§ **Problem details**:
Pictures aside, repeat every entry exactly.

'''

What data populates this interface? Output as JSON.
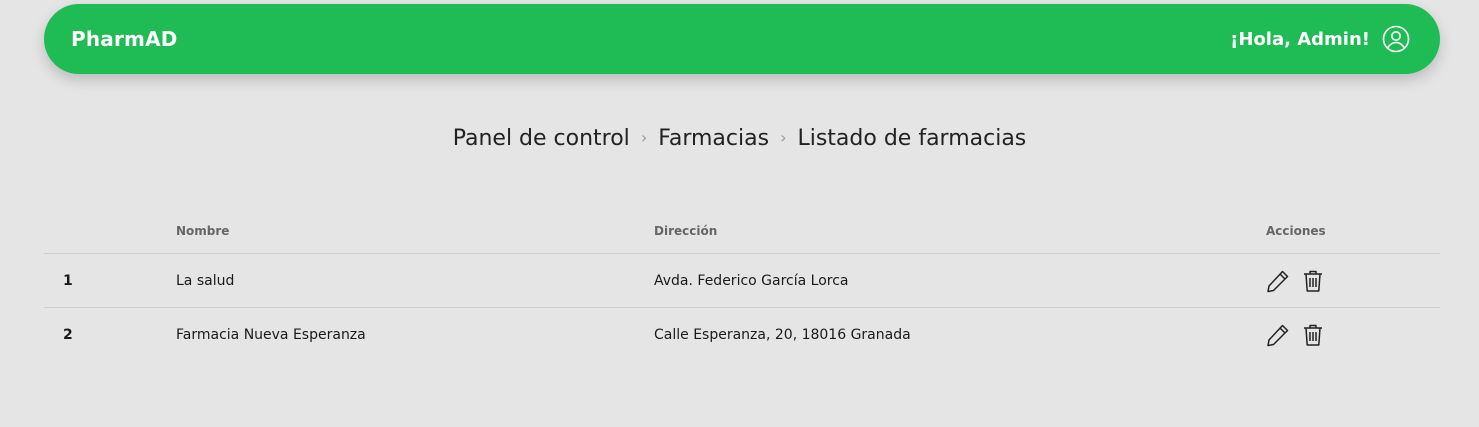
{
  "navbar": {
    "brand": "PharmAD",
    "greeting": "¡Hola, Admin!",
    "user_icon": "user-circle-icon"
  },
  "breadcrumb": {
    "items": [
      "Panel de control",
      "Farmacias",
      "Listado de farmacias"
    ],
    "separator_icon": "chevron-right-icon"
  },
  "table": {
    "headers": {
      "index": "",
      "name": "Nombre",
      "address": "Dirección",
      "actions": "Acciones"
    },
    "rows": [
      {
        "index": "1",
        "name": "La salud",
        "address": "Avda. Federico García Lorca"
      },
      {
        "index": "2",
        "name": "Farmacia Nueva Esperanza",
        "address": "Calle Esperanza, 20, 18016 Granada"
      }
    ],
    "action_icons": [
      "pencil-icon",
      "trash-icon"
    ]
  },
  "colors": {
    "brand_green": "#1fbb55",
    "background": "#e5e5e5"
  }
}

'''

§ **Answer to this task**:
What data populates this interface? Output as JSON.
{
  "navbar": {
    "brand": "PharmAD",
    "greeting": "¡Hola, Admin!",
    "user_icon": "user-circle-icon"
  },
  "breadcrumb": {
    "items": [
      "Panel de control",
      "Farmacias",
      "Listado de farmacias"
    ],
    "separator_icon": "chevron-right-icon"
  },
  "table": {
    "headers": {
      "index": "",
      "name": "Nombre",
      "address": "Dirección",
      "actions": "Acciones"
    },
    "rows": [
      {
        "index": "1",
        "name": "La salud",
        "address": "Avda. Federico García Lorca"
      },
      {
        "index": "2",
        "name": "Farmacia Nueva Esperanza",
        "address": "Calle Esperanza, 20, 18016 Granada"
      }
    ],
    "action_icons": [
      "pencil-icon",
      "trash-icon"
    ]
  },
  "colors": {
    "brand_green": "#1fbb55",
    "background": "#e5e5e5"
  }
}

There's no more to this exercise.